Yep. Putting the men to death. That is what the text says. Or, if not themselves, they should be turning them over to authorities who would put them to death. But there is no jurisdiction in America recognized by our civil justice system that will put a person to death for homosexual activity. Well, isn't that an outrage? Just think, in this Christian nation of ours, you can't even get people to put others to death when they have committed homosexual acts. What is this nation coming to? But anyone who wants to argue that they rest the case against gay marriage on this passage just isn't being too straightforward or honest. If the person really loved the Bible, they would put 'em to death. That is all there is to it.

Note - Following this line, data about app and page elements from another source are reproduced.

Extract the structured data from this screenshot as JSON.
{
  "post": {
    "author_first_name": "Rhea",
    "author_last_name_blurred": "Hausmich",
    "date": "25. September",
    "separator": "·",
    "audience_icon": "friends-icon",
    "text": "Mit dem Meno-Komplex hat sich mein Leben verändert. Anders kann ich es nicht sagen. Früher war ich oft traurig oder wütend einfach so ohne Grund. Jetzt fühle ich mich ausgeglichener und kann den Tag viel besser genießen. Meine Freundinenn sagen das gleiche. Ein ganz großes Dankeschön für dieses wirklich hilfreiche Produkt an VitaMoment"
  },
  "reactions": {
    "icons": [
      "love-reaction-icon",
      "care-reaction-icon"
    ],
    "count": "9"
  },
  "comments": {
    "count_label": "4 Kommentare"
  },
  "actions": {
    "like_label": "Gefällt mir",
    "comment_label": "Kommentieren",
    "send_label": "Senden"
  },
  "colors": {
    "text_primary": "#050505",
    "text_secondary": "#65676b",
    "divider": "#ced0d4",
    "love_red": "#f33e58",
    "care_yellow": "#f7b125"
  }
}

Oops. Maybe this argument would prove too much for another reason--because my eyes just ran up to the verses directly above this one. Let me give you one verse:
"If a man commits adultery with the wife of his neighbor, both the adulterer and the adulteress shall be put to death."
By the way, where are these verses from? Ok, but let's think about this one for a moment. It appears three verses before the homosexual-death verses. So, that means that they should be construed together. They comprise a list of those who should be put to death for doing various kinds of sexual acts. I can't see how we can be against gays and not be against adulterers. And not simply against adultery as in, "I am against adultery," but in I MUST KILL ADULTERERS. Because, in fact, that is what the text says. Oh, you might try to weasal out of it because it is adultery "against the wife of his neighbor," as if the neighbor is only someone living on your alley, but I think that is an escape I can't permit. If we frame the discussion of who is my neighbor in the context of Luke 10 (the parable of the Good Samaritan), we see that anyone can be a neighbor. Thus, if there is ANY adultery going on anywhere in our society, the people just have to be exposed and put to death. I see no other way of taking the passage.
But, of course, all this proves much too much. If we really wanted to "take the Bible seriously" we would be killing a lot of people. But I think the tells us more about the society which produced this text than ours. It proves, above all, that the texts just cited came out of a society where the sexual rules had to be clear so that the society could function well. You touch someone's wife, you were messin' with his property. Males start "lying" with each other and that threatens the preservation of the society, which has loads of enemies breathing down its necks. Keep the sexual lines clear, and we can all get along just fine. Well, where are these texts from?
2. "the soul of Jonathan was bound to the soul of David, and Jonathan loved him as his own soul." And, a few chapters later, "Jonathan made David swear again by his love for him; for he loved him as he loved his own life." And a little later: "He bowed theree times, and they kissd each other, and wept with each other, David wept the more."
Ok, there is a "chaste" way of explaining these passage--two guys were friends with each other. Maybe they just were liberated modern males who knew how to express feelings to one another and didn't care what anyone said. But, I think the charged nature of the language and relationship gives the impression that good old King David, before he became king, probably had a homosexual relationship with Jonathan. After all, he couldn't keep his eyes off another man's wife (hm..why wasn't he killed for THAT?); I think he was just sexually "out of control" as a younger man. That wouldn't at all be unusual. Many people are like that. Well, how did David and Jonathan manage to avoid the biblical injunction against lying with another man? Well, maybe they "stood up" instead of "lying down." Never know.
Well, where is this story? And, what is your "take" on it? In any case, I think I need to have one more quiz on X-rated verses.